INFORMATION SUPPLIED:
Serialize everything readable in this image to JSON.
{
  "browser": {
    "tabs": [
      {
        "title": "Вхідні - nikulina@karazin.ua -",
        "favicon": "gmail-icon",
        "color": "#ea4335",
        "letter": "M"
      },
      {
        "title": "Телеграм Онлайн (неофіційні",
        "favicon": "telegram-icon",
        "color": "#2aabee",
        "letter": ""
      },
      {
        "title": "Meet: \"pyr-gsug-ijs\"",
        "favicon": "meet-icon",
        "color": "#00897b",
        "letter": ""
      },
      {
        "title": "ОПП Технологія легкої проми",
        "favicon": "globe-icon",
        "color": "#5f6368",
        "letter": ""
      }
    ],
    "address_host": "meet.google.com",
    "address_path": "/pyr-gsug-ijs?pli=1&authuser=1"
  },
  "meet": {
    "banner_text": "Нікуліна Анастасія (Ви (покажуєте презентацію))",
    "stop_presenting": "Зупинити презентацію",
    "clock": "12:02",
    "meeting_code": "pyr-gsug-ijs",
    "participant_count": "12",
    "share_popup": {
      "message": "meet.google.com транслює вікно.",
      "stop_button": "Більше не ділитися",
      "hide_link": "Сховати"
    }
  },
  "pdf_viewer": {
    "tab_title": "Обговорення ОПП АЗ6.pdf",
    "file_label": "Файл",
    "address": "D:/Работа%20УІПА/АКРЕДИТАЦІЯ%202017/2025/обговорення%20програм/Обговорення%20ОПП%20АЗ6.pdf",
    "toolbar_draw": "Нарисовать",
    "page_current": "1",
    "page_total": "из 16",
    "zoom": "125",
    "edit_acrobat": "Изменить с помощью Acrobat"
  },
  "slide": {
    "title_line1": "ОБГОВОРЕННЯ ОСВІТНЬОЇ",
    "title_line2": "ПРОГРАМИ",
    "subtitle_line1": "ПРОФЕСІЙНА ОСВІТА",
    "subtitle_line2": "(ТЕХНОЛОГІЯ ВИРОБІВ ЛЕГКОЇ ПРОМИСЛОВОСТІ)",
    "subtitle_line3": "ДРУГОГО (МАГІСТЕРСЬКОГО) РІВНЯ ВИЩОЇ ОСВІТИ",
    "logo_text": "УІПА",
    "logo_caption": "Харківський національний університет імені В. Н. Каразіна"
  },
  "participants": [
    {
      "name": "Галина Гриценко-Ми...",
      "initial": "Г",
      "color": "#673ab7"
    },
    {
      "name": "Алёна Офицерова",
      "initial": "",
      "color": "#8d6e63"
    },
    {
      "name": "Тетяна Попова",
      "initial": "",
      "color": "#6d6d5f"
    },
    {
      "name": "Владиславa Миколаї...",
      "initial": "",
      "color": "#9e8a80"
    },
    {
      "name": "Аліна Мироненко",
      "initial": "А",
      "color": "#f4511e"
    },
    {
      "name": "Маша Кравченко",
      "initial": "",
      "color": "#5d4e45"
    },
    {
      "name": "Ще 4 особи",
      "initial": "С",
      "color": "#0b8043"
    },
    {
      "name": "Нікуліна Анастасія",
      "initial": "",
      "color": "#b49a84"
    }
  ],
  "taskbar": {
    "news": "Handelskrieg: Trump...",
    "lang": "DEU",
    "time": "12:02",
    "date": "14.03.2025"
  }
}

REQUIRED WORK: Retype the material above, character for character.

OUTPUT OF THE EXERCISE:
Serialize everything readable in this image to JSON.
{
  "browser": {
    "tabs": [
      {
        "title": "Вхідні - nikulina@karazin.ua -",
        "favicon": "gmail-icon",
        "color": "#ea4335",
        "letter": "M"
      },
      {
        "title": "Телеграм Онлайн (неофіційні",
        "favicon": "telegram-icon",
        "color": "#2aabee",
        "letter": ""
      },
      {
        "title": "Meet: \"pyr-gsug-ijs\"",
        "favicon": "meet-icon",
        "color": "#00897b",
        "letter": ""
      },
      {
        "title": "ОПП Технологія легкої проми",
        "favicon": "globe-icon",
        "color": "#5f6368",
        "letter": ""
      }
    ],
    "address_host": "meet.google.com",
    "address_path": "/pyr-gsug-ijs?pli=1&authuser=1"
  },
  "meet": {
    "banner_text": "Нікуліна Анастасія (Ви (покажуєте презентацію))",
    "stop_presenting": "Зупинити презентацію",
    "clock": "12:02",
    "meeting_code": "pyr-gsug-ijs",
    "participant_count": "12",
    "share_popup": {
      "message": "meet.google.com транслює вікно.",
      "stop_button": "Більше не ділитися",
      "hide_link": "Сховати"
    }
  },
  "pdf_viewer": {
    "tab_title": "Обговорення ОПП АЗ6.pdf",
    "file_label": "Файл",
    "address": "D:/Работа%20УІПА/АКРЕДИТАЦІЯ%202017/2025/обговорення%20програм/Обговорення%20ОПП%20АЗ6.pdf",
    "toolbar_draw": "Нарисовать",
    "page_current": "1",
    "page_total": "из 16",
    "zoom": "125",
    "edit_acrobat": "Изменить с помощью Acrobat"
  },
  "slide": {
    "title_line1": "ОБГОВОРЕННЯ ОСВІТНЬОЇ",
    "title_line2": "ПРОГРАМИ",
    "subtitle_line1": "ПРОФЕСІЙНА ОСВІТА",
    "subtitle_line2": "(ТЕХНОЛОГІЯ ВИРОБІВ ЛЕГКОЇ ПРОМИСЛОВОСТІ)",
    "subtitle_line3": "ДРУГОГО (МАГІСТЕРСЬКОГО) РІВНЯ ВИЩОЇ ОСВІТИ",
    "logo_text": "УІПА",
    "logo_caption": "Харківський національний університет імені В. Н. Каразіна"
  },
  "participants": [
    {
      "name": "Галина Гриценко-Ми...",
      "initial": "Г",
      "color": "#673ab7"
    },
    {
      "name": "Алёна Офицерова",
      "initial": "",
      "color": "#8d6e63"
    },
    {
      "name": "Тетяна Попова",
      "initial": "",
      "color": "#6d6d5f"
    },
    {
      "name": "Владиславa Миколаї...",
      "initial": "",
      "color": "#9e8a80"
    },
    {
      "name": "Аліна Мироненко",
      "initial": "А",
      "color": "#f4511e"
    },
    {
      "name": "Маша Кравченко",
      "initial": "",
      "color": "#5d4e45"
    },
    {
      "name": "Ще 4 особи",
      "initial": "С",
      "color": "#0b8043"
    },
    {
      "name": "Нікуліна Анастасія",
      "initial": "",
      "color": "#b49a84"
    }
  ],
  "taskbar": {
    "news": "Handelskrieg: Trump...",
    "lang": "DEU",
    "time": "12:02",
    "date": "14.03.2025"
  }
}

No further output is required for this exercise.